The church came under fire from child rights activists for allowing the pastor to accompany a youth group on a week-long trip to Botswana while facing the charges earlier this year.
The church defended its decision, saying it would not revoke or suspend his pastoral duties until he was found guilty.
The church's pastor, who refused to provide his name when approached for comment yesterday, confirmed that the youth pastor was relieved of his duties but declined to give further comment and referred questions to his head office, which did not respond yesterday.
OAC district secretary Edrick Ipland previously said they were aware of the criminal case, adding that: “Should he be found guilty by a court, his office as priest would be suspended with immediate effect, and further action pursued in terms of the church's code of conduct and disciplinary regulations.”

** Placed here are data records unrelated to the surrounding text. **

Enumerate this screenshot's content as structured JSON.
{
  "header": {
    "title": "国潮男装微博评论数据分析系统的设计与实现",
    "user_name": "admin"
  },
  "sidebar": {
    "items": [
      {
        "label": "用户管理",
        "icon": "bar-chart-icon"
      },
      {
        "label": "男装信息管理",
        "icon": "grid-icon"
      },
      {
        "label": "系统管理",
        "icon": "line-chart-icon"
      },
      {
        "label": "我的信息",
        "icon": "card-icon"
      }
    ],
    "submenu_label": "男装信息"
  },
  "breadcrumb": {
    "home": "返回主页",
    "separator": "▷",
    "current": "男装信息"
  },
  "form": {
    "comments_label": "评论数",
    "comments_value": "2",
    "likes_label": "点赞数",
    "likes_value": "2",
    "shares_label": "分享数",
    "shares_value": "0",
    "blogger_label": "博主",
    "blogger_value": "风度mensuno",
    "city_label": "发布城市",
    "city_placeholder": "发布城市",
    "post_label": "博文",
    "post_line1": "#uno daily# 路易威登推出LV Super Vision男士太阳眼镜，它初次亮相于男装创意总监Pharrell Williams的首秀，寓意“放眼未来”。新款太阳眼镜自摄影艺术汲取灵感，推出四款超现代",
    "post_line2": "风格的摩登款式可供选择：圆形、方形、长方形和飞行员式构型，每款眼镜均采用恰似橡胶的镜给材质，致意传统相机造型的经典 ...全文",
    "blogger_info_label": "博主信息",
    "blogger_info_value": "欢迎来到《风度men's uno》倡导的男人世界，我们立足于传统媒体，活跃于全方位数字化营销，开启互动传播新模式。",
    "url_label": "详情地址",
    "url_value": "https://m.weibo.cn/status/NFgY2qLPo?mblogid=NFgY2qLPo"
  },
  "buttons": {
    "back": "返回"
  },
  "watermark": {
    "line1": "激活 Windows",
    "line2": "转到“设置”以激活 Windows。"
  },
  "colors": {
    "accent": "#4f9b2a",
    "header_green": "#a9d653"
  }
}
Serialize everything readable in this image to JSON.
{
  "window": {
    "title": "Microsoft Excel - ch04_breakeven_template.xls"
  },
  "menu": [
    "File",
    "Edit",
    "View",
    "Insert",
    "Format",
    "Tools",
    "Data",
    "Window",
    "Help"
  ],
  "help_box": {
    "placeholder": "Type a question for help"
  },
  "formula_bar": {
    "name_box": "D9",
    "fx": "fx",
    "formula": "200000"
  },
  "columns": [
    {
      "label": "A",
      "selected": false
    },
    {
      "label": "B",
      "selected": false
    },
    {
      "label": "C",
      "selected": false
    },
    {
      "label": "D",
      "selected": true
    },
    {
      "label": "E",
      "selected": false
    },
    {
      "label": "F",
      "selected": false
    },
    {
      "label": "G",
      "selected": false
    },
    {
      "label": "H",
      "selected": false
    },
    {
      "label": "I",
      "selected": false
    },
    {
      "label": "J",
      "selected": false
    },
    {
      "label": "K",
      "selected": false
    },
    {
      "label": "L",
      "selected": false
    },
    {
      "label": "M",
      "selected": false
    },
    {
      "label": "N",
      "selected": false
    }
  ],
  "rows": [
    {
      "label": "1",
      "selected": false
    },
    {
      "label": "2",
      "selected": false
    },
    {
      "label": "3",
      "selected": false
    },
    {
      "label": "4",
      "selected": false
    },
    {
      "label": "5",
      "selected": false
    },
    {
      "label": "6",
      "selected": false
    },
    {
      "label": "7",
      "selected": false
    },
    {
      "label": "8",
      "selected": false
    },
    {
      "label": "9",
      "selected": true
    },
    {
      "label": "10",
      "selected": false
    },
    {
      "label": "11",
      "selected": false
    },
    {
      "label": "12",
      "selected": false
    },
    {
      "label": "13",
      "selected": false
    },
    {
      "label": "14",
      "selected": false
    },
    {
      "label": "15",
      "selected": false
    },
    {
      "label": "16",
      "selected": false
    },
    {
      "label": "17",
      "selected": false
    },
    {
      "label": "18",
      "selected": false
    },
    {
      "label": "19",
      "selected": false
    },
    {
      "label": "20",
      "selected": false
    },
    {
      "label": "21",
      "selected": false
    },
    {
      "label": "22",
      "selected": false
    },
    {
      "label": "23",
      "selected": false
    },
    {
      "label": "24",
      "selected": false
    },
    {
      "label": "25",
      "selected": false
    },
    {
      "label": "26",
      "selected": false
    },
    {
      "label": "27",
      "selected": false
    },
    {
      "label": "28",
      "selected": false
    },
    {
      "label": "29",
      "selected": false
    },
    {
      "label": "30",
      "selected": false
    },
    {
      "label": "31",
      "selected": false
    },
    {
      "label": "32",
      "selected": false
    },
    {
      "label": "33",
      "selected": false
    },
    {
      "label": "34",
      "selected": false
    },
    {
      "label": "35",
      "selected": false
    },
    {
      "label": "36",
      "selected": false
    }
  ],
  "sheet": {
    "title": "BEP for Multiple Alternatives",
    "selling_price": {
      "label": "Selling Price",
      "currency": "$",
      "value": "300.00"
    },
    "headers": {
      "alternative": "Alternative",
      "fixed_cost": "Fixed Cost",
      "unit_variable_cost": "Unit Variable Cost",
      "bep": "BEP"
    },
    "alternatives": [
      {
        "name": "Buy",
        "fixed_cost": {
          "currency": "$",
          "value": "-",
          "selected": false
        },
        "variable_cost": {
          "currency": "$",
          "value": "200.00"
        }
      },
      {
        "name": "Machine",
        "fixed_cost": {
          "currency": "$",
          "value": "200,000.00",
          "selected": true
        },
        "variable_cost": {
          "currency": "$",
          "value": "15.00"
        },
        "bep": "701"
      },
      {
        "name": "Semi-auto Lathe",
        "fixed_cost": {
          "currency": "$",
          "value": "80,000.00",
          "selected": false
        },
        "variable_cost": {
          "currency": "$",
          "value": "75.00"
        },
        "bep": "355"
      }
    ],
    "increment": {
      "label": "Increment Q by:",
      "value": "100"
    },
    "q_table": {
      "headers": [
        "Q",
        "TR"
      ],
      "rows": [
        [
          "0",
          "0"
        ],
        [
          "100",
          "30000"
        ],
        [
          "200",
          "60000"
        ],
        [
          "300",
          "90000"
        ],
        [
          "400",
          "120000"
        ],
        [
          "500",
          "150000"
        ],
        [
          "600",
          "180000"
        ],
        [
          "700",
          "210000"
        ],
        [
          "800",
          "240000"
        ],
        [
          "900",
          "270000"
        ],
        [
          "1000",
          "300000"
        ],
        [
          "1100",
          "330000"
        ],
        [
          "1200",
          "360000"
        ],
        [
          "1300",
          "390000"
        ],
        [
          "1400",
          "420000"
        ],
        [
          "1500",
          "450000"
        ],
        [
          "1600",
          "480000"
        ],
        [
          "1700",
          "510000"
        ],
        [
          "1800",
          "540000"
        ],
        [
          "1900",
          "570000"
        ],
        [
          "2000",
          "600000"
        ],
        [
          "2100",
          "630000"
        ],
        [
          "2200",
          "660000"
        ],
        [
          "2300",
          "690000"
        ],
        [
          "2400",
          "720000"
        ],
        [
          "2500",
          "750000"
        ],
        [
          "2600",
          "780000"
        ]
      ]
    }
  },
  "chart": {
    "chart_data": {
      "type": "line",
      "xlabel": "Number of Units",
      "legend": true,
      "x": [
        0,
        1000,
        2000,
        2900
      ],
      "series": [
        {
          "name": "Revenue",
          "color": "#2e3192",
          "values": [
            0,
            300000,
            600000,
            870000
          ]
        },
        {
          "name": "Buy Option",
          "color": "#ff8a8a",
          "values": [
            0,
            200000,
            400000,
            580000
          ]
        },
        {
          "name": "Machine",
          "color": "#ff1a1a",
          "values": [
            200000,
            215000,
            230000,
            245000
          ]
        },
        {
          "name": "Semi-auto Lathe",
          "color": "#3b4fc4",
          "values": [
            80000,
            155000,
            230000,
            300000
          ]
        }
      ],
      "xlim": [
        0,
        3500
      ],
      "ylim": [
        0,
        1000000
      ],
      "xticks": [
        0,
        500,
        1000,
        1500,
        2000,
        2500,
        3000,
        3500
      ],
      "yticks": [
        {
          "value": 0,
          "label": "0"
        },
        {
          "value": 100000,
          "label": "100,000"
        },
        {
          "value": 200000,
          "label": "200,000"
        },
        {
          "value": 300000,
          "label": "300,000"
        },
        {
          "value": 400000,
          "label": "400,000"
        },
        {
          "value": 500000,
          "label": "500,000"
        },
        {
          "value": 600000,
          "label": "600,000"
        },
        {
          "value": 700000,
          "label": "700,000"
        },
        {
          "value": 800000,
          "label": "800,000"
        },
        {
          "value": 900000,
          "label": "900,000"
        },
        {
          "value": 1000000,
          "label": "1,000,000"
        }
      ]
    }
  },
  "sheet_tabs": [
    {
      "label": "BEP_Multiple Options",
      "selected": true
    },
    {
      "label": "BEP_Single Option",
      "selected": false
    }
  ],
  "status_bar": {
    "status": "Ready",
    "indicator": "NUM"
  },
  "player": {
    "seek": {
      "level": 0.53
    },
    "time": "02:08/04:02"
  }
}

Women and children protection activist Lucinda Evans, who attended Friday's court proceedings, said: “This was never a fight with the church. The church took a positional stance not to revoke his duties immediately when they heard of the charges brought against him.”
During June a silent protest was held at the Retreat Civic with the intention to raise awareness of the incident.
Evans called on the church to adopt a child protection policy to protect victims of sexual abuse.
“Special provisions were made for him to go along on the bus trip to Botswana. However, the victim in his same church were being subjected to secondary victimisation. The victim no longer went to church because of him. We have supported the victim,” Evans said.
The pastor, who is out on bail, will be sentenced on October 19.